In the situation you describe, is the landlord the sole owner, and you are a renter or lessee? If the landlord is the sole owner of the property, and you are the lessee, they remain the landlord/sole owner despite where they may live. If you are renting the property from the landlord, you are only a lessee and not a joint owner.
Please note that Recreational Vehicles, or RV's, are vehicles, not homes. So the rent of such are subject to vehicle rental rules, not landlord/tenant rules.
If the tenant has the legal right to live on the rental property then the landlord must follow his state's law in filing eviction proceedings against the tenant.
You cannot really sue your landlord for unfit habitation. If your rental unit is deemed unfit for habitation you may simply move out. If you are in the middle of the lease, and the dwelling is unfit for habitation, you have the right to move out under what is known as constructive eviction, meaning that you are abandoning the premises because you cannot live there. Your landlord may try to keep the security deposit if he is holding one for you. You must then sue the landlord to reclaim it.
If you fall on the property where you live, the question of whether or not you have a case against your landlord depends on a number of factors. If you think it is due to negligence on the part of your landlord, see a lawyer.
Yes, well most of the time. Depends where you live and who your landlord is.
A landlord can limit the number of people that occupy the property.
Generally a renter does not pay for home repairs unless he caused the damage.
There are many websites to find rental homes. It depends on the country you live in.
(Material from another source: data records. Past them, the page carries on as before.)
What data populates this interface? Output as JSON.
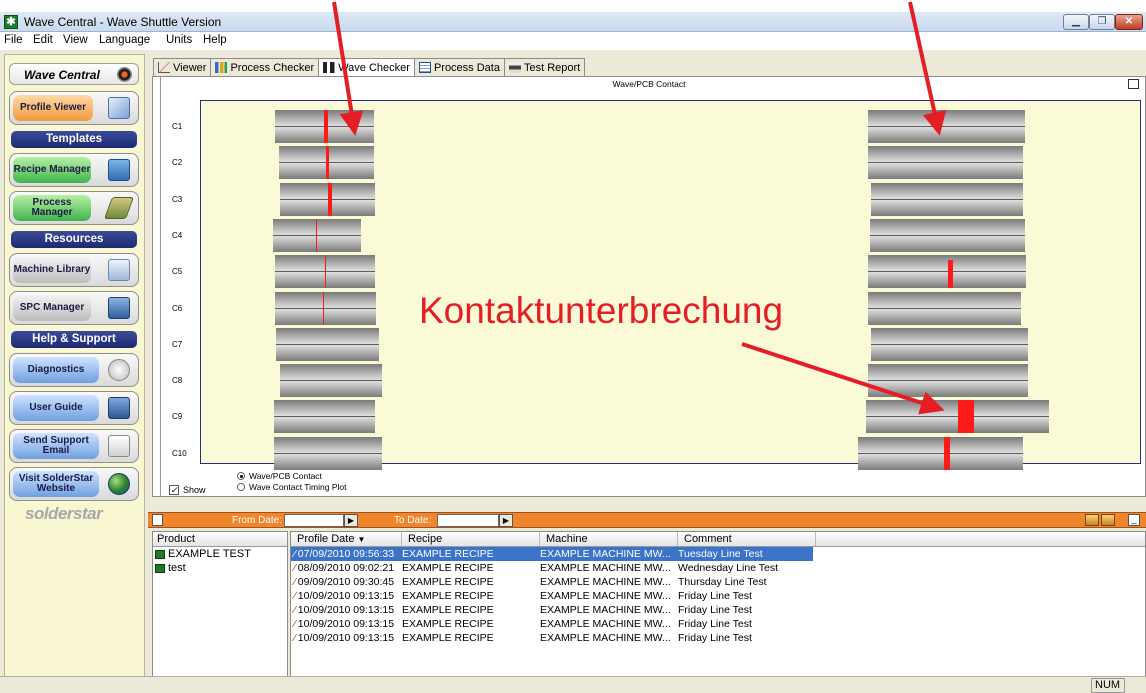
{
  "window": {
    "title": "Wave Central - Wave Shuttle Version"
  },
  "menu": [
    "File",
    "Edit",
    "View",
    "Language",
    "Units",
    "Help"
  ],
  "sidebar": {
    "header": "Wave Central",
    "sections": {
      "templates": "Templates",
      "resources": "Resources",
      "help": "Help & Support"
    },
    "buttons": {
      "profile_viewer": "Profile Viewer",
      "recipe_manager": "Recipe Manager",
      "process_manager": "Process Manager",
      "machine_library": "Machine Library",
      "spc_manager": "SPC Manager",
      "diagnostics": "Diagnostics",
      "user_guide": "User Guide",
      "send_support": "Send Support Email",
      "visit_website": "Visit SolderStar Website"
    },
    "logo": "solderstar"
  },
  "tabs": [
    "Viewer",
    "Process Checker",
    "Wave Checker",
    "Process Data",
    "Test Report"
  ],
  "chart": {
    "title": "Wave/PCB Contact",
    "rows": [
      "C1",
      "C2",
      "C3",
      "C4",
      "C5",
      "C6",
      "C7",
      "C8",
      "C9",
      "C10"
    ],
    "options": [
      "Wave/PCB Contact",
      "Wave Contact Timing Plot"
    ],
    "selected_option": "Wave/PCB Contact",
    "show_label": "Show",
    "show_checked": true
  },
  "annotation": {
    "text": "Kontaktunterbrechung",
    "color": "#e51e26"
  },
  "filter": {
    "from_label": "From Date:",
    "to_label": "To Date:"
  },
  "products": {
    "header": "Product",
    "items": [
      "EXAMPLE TEST",
      "test"
    ]
  },
  "grid": {
    "columns": [
      "Profile Date",
      "Recipe",
      "Machine",
      "Comment"
    ],
    "rows": [
      {
        "date": "07/09/2010 09:56:33",
        "recipe": "EXAMPLE RECIPE",
        "machine": "EXAMPLE MACHINE MW...",
        "comment": "Tuesday Line Test",
        "selected": true
      },
      {
        "date": "08/09/2010 09:02:21",
        "recipe": "EXAMPLE RECIPE",
        "machine": "EXAMPLE MACHINE MW...",
        "comment": "Wednesday Line Test"
      },
      {
        "date": "09/09/2010 09:30:45",
        "recipe": "EXAMPLE RECIPE",
        "machine": "EXAMPLE MACHINE MW...",
        "comment": "Thursday Line Test"
      },
      {
        "date": "10/09/2010 09:13:15",
        "recipe": "EXAMPLE RECIPE",
        "machine": "EXAMPLE MACHINE MW...",
        "comment": "Friday Line Test"
      },
      {
        "date": "10/09/2010 09:13:15",
        "recipe": "EXAMPLE RECIPE",
        "machine": "EXAMPLE MACHINE MW...",
        "comment": "Friday Line Test"
      },
      {
        "date": "10/09/2010 09:13:15",
        "recipe": "EXAMPLE RECIPE",
        "machine": "EXAMPLE MACHINE MW...",
        "comment": "Friday Line Test"
      },
      {
        "date": "10/09/2010 09:13:15",
        "recipe": "EXAMPLE RECIPE",
        "machine": "EXAMPLE MACHINE MW...",
        "comment": "Friday Line Test"
      }
    ]
  },
  "status": {
    "num": "NUM"
  },
  "colors": {
    "accent_orange": "#f0852b",
    "selection_blue": "#3a73c8",
    "contact_red": "#ff1a1a",
    "plot_bg": "#fafad6"
  }
}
I don't think there is any particular law as to how many people can live in one apartment. The landlord can generally determine in the Lease how many persons the Landlord will allow. Also, at some point as the number of people increases and the size decreases the apartment becomes unsafe. A small child is counted as an occupant, but is not a tenant in the legal sense with legal obligations to the landlord. Hope this helps.
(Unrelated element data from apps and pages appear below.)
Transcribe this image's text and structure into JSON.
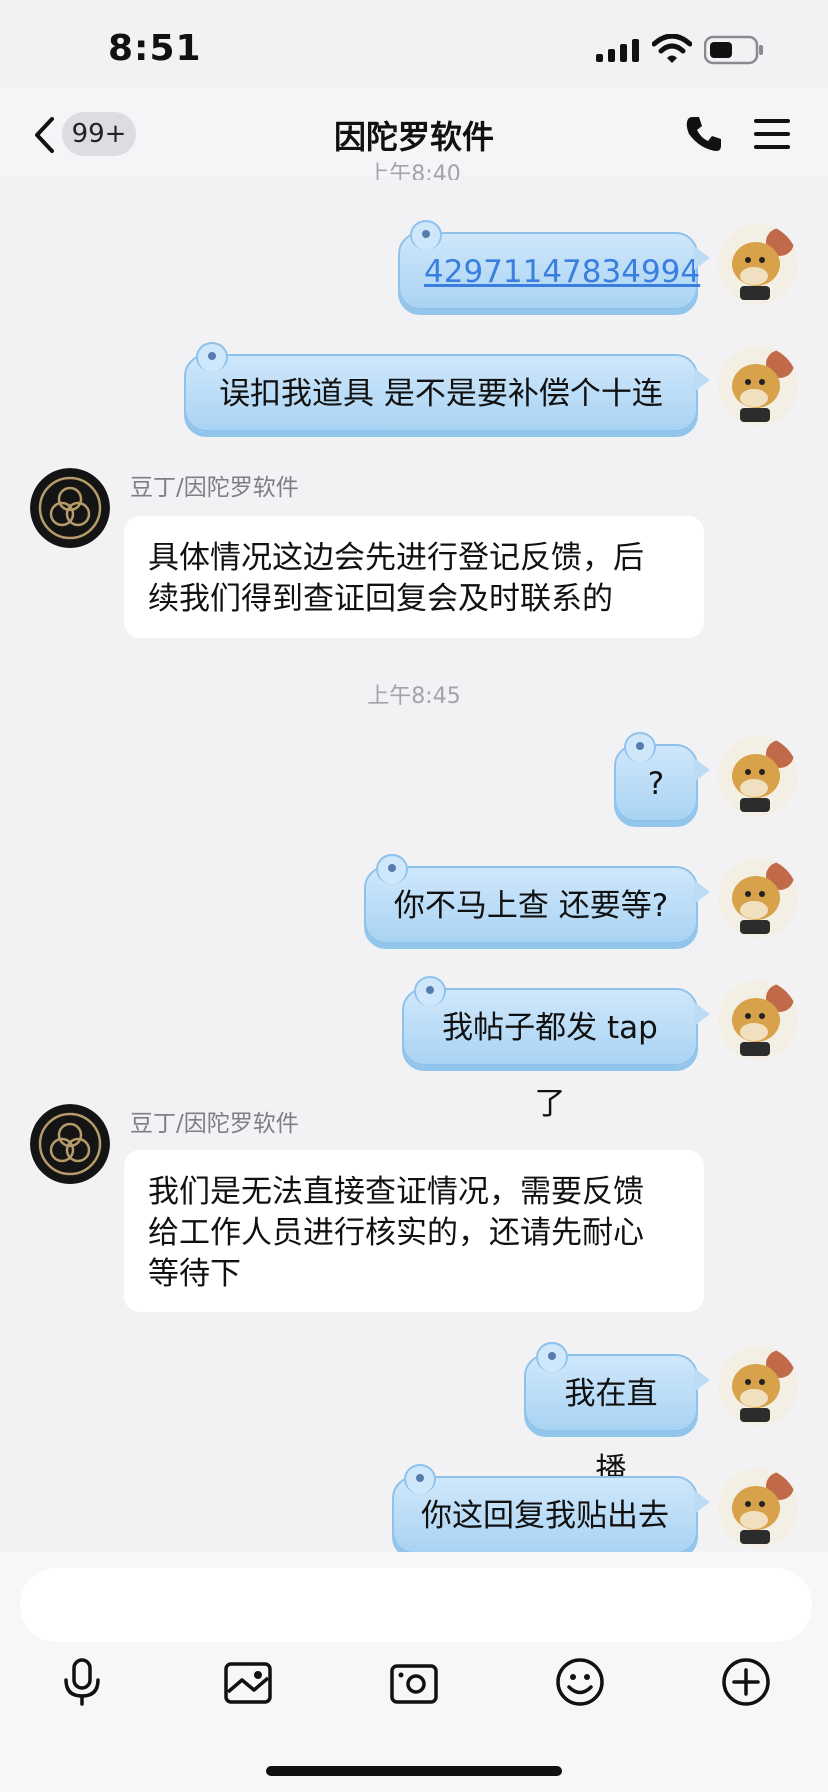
{
  "status_bar": {
    "time": "8:51"
  },
  "header": {
    "unread_count": "99+",
    "title": "因陀罗软件"
  },
  "messages": {
    "partial_timestamp": "上午8:40",
    "m1": "42971147834994",
    "m2": "误扣我道具 是不是要补偿个十连",
    "r1": {
      "sender": "豆丁/因陀罗软件",
      "lines": [
        "具体情况这边会先进行登记反馈，后",
        "续我们得到查证回复会及时联系的"
      ]
    },
    "timestamp2": "上午8:45",
    "m3": "?",
    "m4": "你不马上查 还要等?",
    "m5": "我帖子都发 tap 了",
    "r2": {
      "sender": "豆丁/因陀罗软件",
      "lines": [
        "我们是无法直接查证情况，需要反馈",
        "给工作人员进行核实的，还请先耐心",
        "等待下"
      ]
    },
    "m6": "我在直播",
    "m7": "你这回复我贴出去"
  },
  "colors": {
    "outgoing_bubble": "#a9d3f3",
    "link": "#3a7fdf",
    "background": "#f2f2f5"
  },
  "toolbar_icons": [
    "microphone-icon",
    "image-icon",
    "camera-icon",
    "emoji-icon",
    "plus-icon"
  ]
}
If you have a lease that states the rental to be paid, and does not list changes if others move in, then your landlord cannot increase your rent until it is time to renew the lease. If you have a lease that specifies more rent if more people live in the residence, then you have already agreed to the increase. If you have no lease, your landlord can change the rent at any time, for any reason, unless your local laws say otherwise.
Im not an Australian, but i live in a rental house and have a puppy. You should just probably ask the owners.
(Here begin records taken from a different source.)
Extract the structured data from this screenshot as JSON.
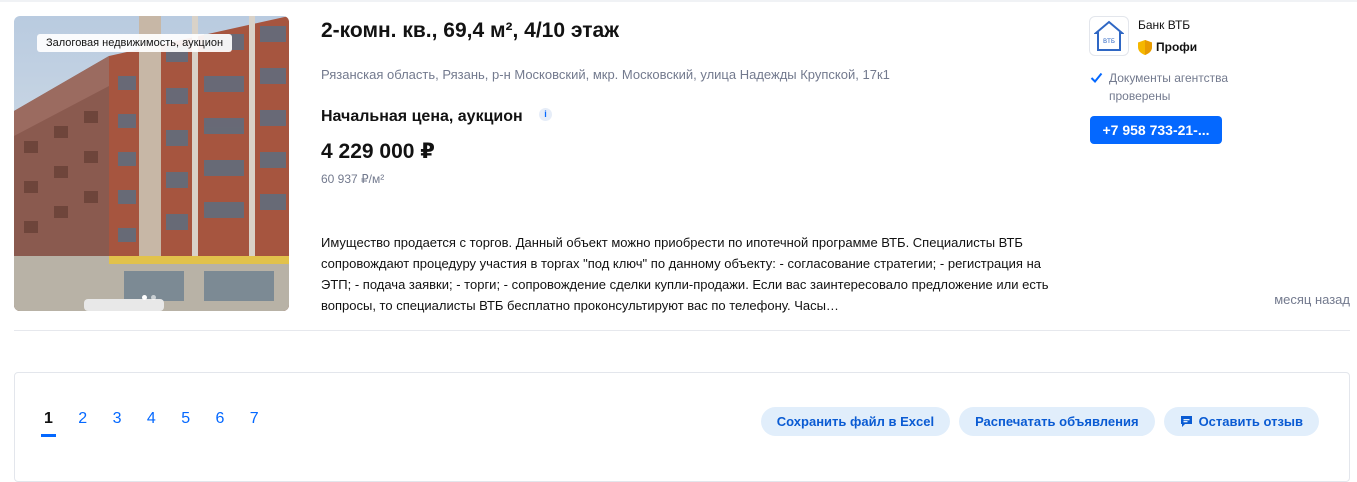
{
  "listing": {
    "photo_badge": "Залоговая недвижимость, аукцион",
    "title": "2-комн. кв., 69,4 м², 4/10 этаж",
    "address": "Рязанская область, Рязань, р-н Московский, мкр. Московский, улица Надежды Крупской, 17к1",
    "price_label": "Начальная цена, аукцион",
    "price": "4 229 000 ₽",
    "price_per_m2": "60 937 ₽/м²",
    "description": "Имущество продается с торгов. Данный объект можно приобрести по ипотечной программе ВТБ. Специалисты ВТБ сопровождают процедуру участия в торгах \"под ключ\" по данному объекту: - согласование стратегии; - регистрация на ЭТП; - подача заявки; - торги; - сопровождение сделки купли-продажи. Если вас заинтересовало предложение или есть вопросы, то специалисты ВТБ бесплатно проконсультируют вас по телефону. Часы…",
    "posted": "месяц назад",
    "photo_count": 2,
    "active_photo": 1
  },
  "agent": {
    "name": "Банк ВТБ",
    "badge": "Профи",
    "verified_text": "Документы агентства проверены",
    "phone_button": "+7 958 733-21-..."
  },
  "pagination": {
    "pages": [
      "1",
      "2",
      "3",
      "4",
      "5",
      "6",
      "7"
    ],
    "current": "1"
  },
  "actions": {
    "excel": "Сохранить файл в Excel",
    "print": "Распечатать объявления",
    "feedback": "Оставить отзыв"
  },
  "colors": {
    "accent": "#0468ff",
    "muted_text": "#737a8e",
    "button_bg": "#e1eefb"
  }
}
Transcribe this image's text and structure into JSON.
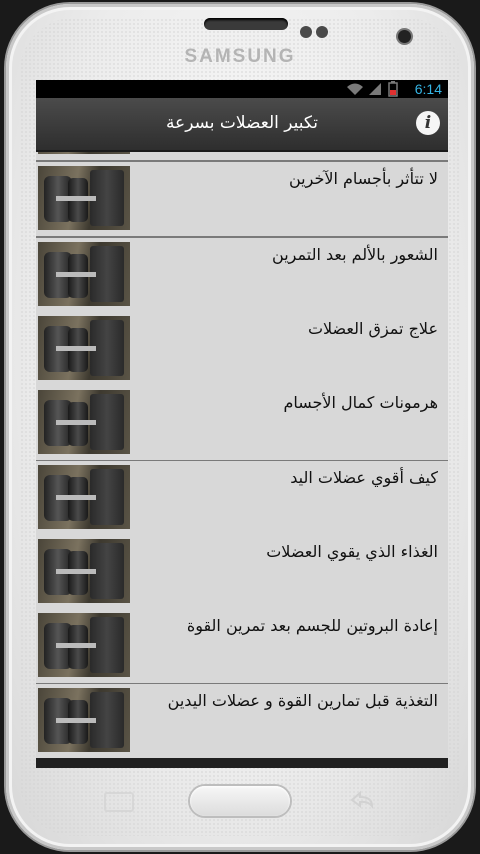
{
  "device": {
    "brand": "SAMSUNG"
  },
  "status_bar": {
    "time": "6:14",
    "accent_color": "#35b5e5"
  },
  "action_bar": {
    "title": "تكبير العضلات بسرعة",
    "info_icon": "info-icon"
  },
  "list": {
    "items": [
      {
        "label": "لا تتأثر بأجسام الآخرين"
      },
      {
        "label": "الشعور بالألم بعد التمرين"
      },
      {
        "label": "علاج تمزق العضلات"
      },
      {
        "label": "هرمونات كمال الأجسام"
      },
      {
        "label": "كيف أقوي عضلات اليد"
      },
      {
        "label": "الغذاء الذي يقوي العضلات"
      },
      {
        "label": "إعادة البروتين للجسم بعد تمرين القوة"
      },
      {
        "label": "التغذية قبل تمارين القوة و عضلات اليدين"
      }
    ]
  }
}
As of oct 1st your landlord should have the heat on. If not feel free to plug in a heater
You can get a good cargo van rental deal at Enterprise Rent A Car, Prestige Car Rental, CC Rental, and Budget Rent A Car. The van rental location you choose will depend on where you live.
If mowing or gardening is not in your signed rental contract, then it's up to the renter to keep the yard clean and mowed. If you live in an apartment or condo then it's directly up to the Maintenance person of that building.
A property owner who is renting the property out to people to live in.